• **INFORMATION GIVEN**

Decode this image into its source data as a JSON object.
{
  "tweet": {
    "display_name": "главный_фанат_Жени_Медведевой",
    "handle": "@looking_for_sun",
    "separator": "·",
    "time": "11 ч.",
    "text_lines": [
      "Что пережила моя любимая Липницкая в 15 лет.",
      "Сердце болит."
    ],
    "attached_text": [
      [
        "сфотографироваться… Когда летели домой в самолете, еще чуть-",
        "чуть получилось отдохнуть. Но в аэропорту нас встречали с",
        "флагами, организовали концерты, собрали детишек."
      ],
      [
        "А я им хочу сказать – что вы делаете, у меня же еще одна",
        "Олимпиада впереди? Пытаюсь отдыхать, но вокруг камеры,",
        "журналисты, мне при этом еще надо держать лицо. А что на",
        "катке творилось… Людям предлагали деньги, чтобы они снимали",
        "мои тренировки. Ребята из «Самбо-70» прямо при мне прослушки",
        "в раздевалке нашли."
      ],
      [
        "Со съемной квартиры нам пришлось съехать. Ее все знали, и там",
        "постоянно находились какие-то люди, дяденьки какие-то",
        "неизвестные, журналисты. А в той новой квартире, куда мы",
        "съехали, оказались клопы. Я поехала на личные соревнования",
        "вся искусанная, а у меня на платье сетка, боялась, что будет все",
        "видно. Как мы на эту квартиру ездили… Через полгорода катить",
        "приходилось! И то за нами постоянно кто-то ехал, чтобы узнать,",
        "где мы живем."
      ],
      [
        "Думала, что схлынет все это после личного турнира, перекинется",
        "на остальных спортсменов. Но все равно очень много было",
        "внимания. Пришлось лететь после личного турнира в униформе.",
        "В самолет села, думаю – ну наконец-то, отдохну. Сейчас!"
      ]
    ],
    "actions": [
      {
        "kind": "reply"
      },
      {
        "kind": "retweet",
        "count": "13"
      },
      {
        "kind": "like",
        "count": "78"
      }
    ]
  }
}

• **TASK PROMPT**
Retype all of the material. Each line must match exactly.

• **YOUR SOLUTION**
Decode this image into its source data as a JSON object.
{
  "tweet": {
    "display_name": "главный_фанат_Жени_Медведевой",
    "handle": "@looking_for_sun",
    "separator": "·",
    "time": "11 ч.",
    "text_lines": [
      "Что пережила моя любимая Липницкая в 15 лет.",
      "Сердце болит."
    ],
    "attached_text": [
      [
        "сфотографироваться… Когда летели домой в самолете, еще чуть-",
        "чуть получилось отдохнуть. Но в аэропорту нас встречали с",
        "флагами, организовали концерты, собрали детишек."
      ],
      [
        "А я им хочу сказать – что вы делаете, у меня же еще одна",
        "Олимпиада впереди? Пытаюсь отдыхать, но вокруг камеры,",
        "журналисты, мне при этом еще надо держать лицо. А что на",
        "катке творилось… Людям предлагали деньги, чтобы они снимали",
        "мои тренировки. Ребята из «Самбо-70» прямо при мне прослушки",
        "в раздевалке нашли."
      ],
      [
        "Со съемной квартиры нам пришлось съехать. Ее все знали, и там",
        "постоянно находились какие-то люди, дяденьки какие-то",
        "неизвестные, журналисты. А в той новой квартире, куда мы",
        "съехали, оказались клопы. Я поехала на личные соревнования",
        "вся искусанная, а у меня на платье сетка, боялась, что будет все",
        "видно. Как мы на эту квартиру ездили… Через полгорода катить",
        "приходилось! И то за нами постоянно кто-то ехал, чтобы узнать,",
        "где мы живем."
      ],
      [
        "Думала, что схлынет все это после личного турнира, перекинется",
        "на остальных спортсменов. Но все равно очень много было",
        "внимания. Пришлось лететь после личного турнира в униформе.",
        "В самолет села, думаю – ну наконец-то, отдохну. Сейчас!"
      ]
    ],
    "actions": [
      {
        "kind": "reply"
      },
      {
        "kind": "retweet",
        "count": "13"
      },
      {
        "kind": "like",
        "count": "78"
      }
    ]
  }
}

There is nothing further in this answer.